+ 3 weeks

MSG comment period

+ 3 weeks

Validator Review (Response to MSG and final Validation report)

+ 2 weeks

For the Validations in [year], the Validator will be procured in accordance with the procedures set out in the World Bank Guidelines: Selection and Employment of Consultants under IBRD Loans and IDA Credits and Grants by World Bank Borrowers January 2011 using quality- and cost-based selection (QCBS).

4. Qualification requirements

It is expected that the independent Validation assignment will be carried out by a small team of experts with the requisite skills and competencies. The following qualifications are required:

  1. Knowledge and experience with EITI implementation.
  2. Expertise in the governance issues relating to the oil, gas and mining sectors.
  3. Experience working with government, industry and civil society including understanding of the appropriate protocols to ensure that stakeholders are able to freely express their views and that requests for confidentially are respected.
  4. Technical and financial skills, including knowledge of public financial management and international auditing and assurance standards, with at least one member of the Validation team with internationally recognised qualifications in auditing and/or third-party assurance.
  5. Regional and country knowledge: a demonstrable track record in similar work in regions and countries where the EITI is implemented, including fragile states.
  6. Demonstrable ability to conduct literature reviews and interviews in the applicable local languages.
  7. Credibility and independence: the Validator needs to be credible in the eyes of the host government, the private sector and civil society. Firms that have acted as an Independent Administrator in any of the countries to be Validated are ineligible to act as Validator. In addition, firms shall not be eligible to act as Validators for consecutive terms.

The team should include a designated project leader responsible for overall project management, quality assurance, and liaison with the EITI International Secretariat and Validation Committee.
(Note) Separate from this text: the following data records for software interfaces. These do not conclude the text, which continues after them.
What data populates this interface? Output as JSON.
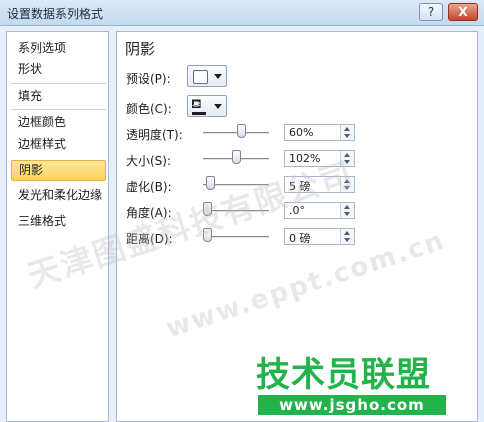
{
  "window": {
    "title": "设置数据系列格式",
    "help_label": "?",
    "close_label": "X"
  },
  "sidebar": {
    "items": [
      {
        "label": "系列选项"
      },
      {
        "label": "形状"
      },
      {
        "label": "填充"
      },
      {
        "label": "边框颜色"
      },
      {
        "label": "边框样式"
      },
      {
        "label": "阴影",
        "selected": true
      },
      {
        "label": "发光和柔化边缘"
      },
      {
        "label": "三维格式"
      }
    ]
  },
  "panel": {
    "heading": "阴影",
    "preset_label": "预设(P):",
    "color_label": "颜色(C):",
    "transparency": {
      "label": "透明度(T):",
      "value": "60%",
      "slider": 0.6
    },
    "size": {
      "label": "大小(S):",
      "value": "102%",
      "slider": 0.5
    },
    "blur": {
      "label": "虚化(B):",
      "value": "5 磅",
      "slider": 0.05
    },
    "angle": {
      "label": "角度(A):",
      "value": ".0°",
      "slider": 0.0
    },
    "distance": {
      "label": "距离(D):",
      "value": "0 磅",
      "slider": 0.0
    }
  },
  "watermark": {
    "line1": "天津图盛科技有限公司",
    "line2": "www.eppt.com.cn",
    "logo_main": "技术员联盟",
    "logo_url": "www.jsgho.com"
  },
  "colors": {
    "selected_bg": "#ffd25c",
    "logo_green": "#24b34a"
  }
}
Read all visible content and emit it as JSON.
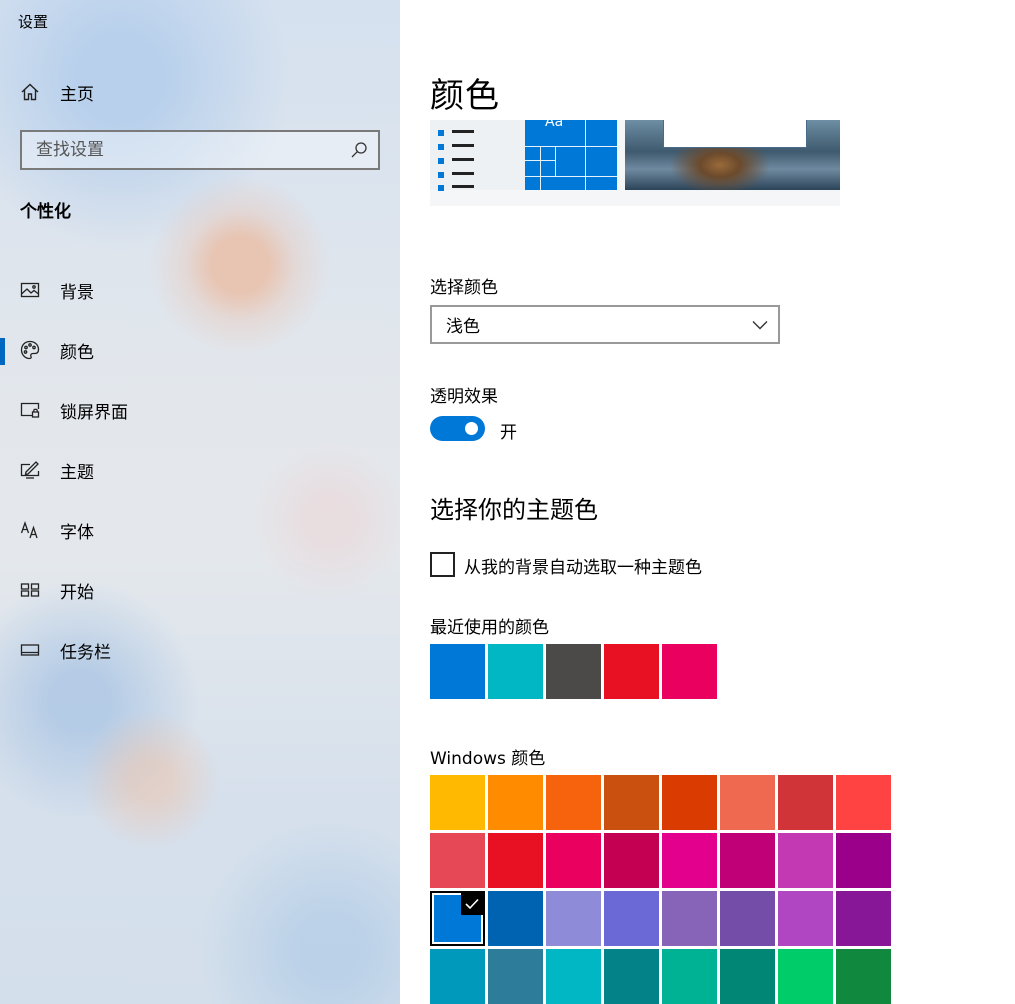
{
  "app": {
    "title": "设置"
  },
  "sidebar": {
    "home_label": "主页",
    "search_placeholder": "查找设置",
    "section_title": "个性化",
    "items": [
      {
        "label": "背景",
        "icon": "picture-icon",
        "active": false
      },
      {
        "label": "颜色",
        "icon": "palette-icon",
        "active": true
      },
      {
        "label": "锁屏界面",
        "icon": "lock-screen-icon",
        "active": false
      },
      {
        "label": "主题",
        "icon": "theme-brush-icon",
        "active": false
      },
      {
        "label": "字体",
        "icon": "font-icon",
        "active": false
      },
      {
        "label": "开始",
        "icon": "start-grid-icon",
        "active": false
      },
      {
        "label": "任务栏",
        "icon": "taskbar-icon",
        "active": false
      }
    ]
  },
  "main": {
    "title": "颜色",
    "preview_tile_text": "Aa",
    "choose_color_label": "选择颜色",
    "choose_color_value": "浅色",
    "transparency_label": "透明效果",
    "transparency_state": "开",
    "accent_heading": "选择你的主题色",
    "auto_accent_label": "从我的背景自动选取一种主题色",
    "recent_label": "最近使用的颜色",
    "windows_colors_label": "Windows 颜色"
  },
  "colors": {
    "accent": "#0078d7",
    "recent": [
      "#0078d7",
      "#00b7c3",
      "#4c4a48",
      "#e81123",
      "#ea005e"
    ],
    "windows": [
      "#ffb900",
      "#ff8c00",
      "#f7630c",
      "#ca5010",
      "#da3b01",
      "#ef6950",
      "#d13438",
      "#ff4343",
      "#e74856",
      "#e81123",
      "#ea005e",
      "#c30052",
      "#e3008c",
      "#bf0077",
      "#c239b3",
      "#9a0089",
      "#0078d7",
      "#0063b1",
      "#8e8cd8",
      "#6b69d6",
      "#8764b8",
      "#744da9",
      "#b146c2",
      "#881798",
      "#0099bc",
      "#2d7d9a",
      "#00b7c3",
      "#038387",
      "#00b294",
      "#018574",
      "#00cc6a",
      "#10893e"
    ],
    "selected_windows_index": 16
  }
}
5. Data and facilities to be provided by the Client

The EITI International Secretariat will provide all the necessary documentation needed to undertake the reviews, and will facilitate contact with national EITI Secretariats, MSG members, stakeholders represented on the MSG and the EITI Board via the Validation Committee. The Validator can also have direct contact with the Board, via the Validation Committee. The EITI Secretariat contact point for the assignment is:

Dr. Samuel Bartlett
Technical Director
EITI International Secretariat
Oslo, Norway
sbartlett@eiti.org
+47 9026 7530